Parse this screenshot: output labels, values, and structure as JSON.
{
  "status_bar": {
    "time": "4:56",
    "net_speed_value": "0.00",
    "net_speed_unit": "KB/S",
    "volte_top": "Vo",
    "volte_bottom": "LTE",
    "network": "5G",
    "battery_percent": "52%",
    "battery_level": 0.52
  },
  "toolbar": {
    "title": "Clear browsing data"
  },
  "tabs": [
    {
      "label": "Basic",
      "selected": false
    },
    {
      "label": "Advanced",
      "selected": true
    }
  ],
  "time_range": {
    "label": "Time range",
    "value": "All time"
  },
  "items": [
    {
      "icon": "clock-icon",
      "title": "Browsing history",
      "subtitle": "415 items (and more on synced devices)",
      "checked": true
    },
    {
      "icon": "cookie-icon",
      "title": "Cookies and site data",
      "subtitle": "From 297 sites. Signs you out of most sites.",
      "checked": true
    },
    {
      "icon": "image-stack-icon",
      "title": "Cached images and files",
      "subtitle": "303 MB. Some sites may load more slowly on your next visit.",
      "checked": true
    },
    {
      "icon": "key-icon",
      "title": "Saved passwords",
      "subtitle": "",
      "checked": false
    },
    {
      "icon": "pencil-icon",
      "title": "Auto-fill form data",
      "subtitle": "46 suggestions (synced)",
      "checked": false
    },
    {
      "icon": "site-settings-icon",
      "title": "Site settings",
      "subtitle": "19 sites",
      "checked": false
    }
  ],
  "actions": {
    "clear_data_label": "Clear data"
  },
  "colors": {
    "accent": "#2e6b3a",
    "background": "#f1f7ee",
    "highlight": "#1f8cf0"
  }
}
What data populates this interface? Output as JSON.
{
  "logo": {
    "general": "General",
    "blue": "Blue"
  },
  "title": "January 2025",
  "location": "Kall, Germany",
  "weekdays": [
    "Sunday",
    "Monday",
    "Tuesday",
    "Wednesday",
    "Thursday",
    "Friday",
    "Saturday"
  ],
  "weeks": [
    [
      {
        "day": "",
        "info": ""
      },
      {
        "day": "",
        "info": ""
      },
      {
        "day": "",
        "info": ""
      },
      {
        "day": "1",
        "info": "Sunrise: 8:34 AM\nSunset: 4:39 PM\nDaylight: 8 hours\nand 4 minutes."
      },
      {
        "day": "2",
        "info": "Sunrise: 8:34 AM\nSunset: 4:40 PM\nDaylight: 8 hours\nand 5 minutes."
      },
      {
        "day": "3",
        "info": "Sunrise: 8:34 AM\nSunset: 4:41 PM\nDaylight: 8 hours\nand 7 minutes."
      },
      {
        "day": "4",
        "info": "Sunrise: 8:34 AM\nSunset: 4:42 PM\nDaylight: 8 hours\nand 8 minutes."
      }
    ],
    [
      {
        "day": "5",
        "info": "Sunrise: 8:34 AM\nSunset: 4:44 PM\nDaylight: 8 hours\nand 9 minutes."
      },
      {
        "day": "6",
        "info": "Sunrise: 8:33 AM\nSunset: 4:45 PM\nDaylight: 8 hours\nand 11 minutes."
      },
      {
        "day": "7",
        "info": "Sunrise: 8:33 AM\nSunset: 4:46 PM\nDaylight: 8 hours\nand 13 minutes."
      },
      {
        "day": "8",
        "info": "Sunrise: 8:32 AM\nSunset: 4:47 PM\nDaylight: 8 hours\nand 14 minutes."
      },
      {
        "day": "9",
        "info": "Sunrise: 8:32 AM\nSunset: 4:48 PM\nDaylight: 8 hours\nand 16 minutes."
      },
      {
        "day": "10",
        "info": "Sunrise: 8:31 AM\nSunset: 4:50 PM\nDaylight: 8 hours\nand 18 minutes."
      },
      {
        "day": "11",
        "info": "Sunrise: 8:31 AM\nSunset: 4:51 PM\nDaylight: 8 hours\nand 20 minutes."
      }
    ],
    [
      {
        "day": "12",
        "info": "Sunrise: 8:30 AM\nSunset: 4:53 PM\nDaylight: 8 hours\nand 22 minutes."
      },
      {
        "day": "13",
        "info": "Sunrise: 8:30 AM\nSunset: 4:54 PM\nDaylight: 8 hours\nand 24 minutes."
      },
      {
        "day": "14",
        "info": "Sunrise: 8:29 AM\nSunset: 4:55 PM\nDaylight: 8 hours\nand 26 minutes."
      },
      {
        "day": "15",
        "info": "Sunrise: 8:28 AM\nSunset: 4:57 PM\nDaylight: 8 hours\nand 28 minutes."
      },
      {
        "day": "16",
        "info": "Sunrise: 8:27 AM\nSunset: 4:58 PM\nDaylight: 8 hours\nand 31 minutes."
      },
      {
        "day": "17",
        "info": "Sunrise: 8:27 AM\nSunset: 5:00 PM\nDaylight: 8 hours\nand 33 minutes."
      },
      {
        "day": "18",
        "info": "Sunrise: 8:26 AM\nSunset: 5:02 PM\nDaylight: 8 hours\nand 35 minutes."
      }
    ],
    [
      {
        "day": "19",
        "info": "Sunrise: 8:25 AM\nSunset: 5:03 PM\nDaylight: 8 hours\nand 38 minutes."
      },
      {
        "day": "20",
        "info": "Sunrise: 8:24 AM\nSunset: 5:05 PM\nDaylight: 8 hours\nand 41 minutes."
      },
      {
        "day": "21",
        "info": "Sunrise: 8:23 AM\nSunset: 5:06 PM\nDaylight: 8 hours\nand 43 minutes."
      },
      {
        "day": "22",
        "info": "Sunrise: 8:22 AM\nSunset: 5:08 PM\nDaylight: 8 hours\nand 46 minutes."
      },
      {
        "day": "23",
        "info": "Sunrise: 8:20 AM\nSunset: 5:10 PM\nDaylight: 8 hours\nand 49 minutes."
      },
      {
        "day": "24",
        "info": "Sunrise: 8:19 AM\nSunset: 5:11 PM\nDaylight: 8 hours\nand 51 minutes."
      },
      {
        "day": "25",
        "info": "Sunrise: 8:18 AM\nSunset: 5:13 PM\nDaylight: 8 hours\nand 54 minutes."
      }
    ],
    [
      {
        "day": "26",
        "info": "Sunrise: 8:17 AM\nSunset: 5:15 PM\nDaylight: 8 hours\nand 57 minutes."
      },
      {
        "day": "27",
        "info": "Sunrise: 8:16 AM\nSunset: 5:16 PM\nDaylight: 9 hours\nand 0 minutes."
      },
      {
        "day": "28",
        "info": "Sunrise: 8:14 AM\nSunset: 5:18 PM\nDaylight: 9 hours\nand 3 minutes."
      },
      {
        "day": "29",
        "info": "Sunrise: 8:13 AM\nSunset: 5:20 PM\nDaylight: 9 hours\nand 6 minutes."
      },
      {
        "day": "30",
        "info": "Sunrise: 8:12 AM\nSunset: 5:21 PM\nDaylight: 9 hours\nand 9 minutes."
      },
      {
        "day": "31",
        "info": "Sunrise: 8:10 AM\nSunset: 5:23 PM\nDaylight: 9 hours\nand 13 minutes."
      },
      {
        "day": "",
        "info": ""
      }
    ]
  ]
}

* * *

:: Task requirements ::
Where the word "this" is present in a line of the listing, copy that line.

:: Reply to the task ::
Parse this screenshot: output labels, values, and structure as JSON.
What data populates this interface? Output as JSON.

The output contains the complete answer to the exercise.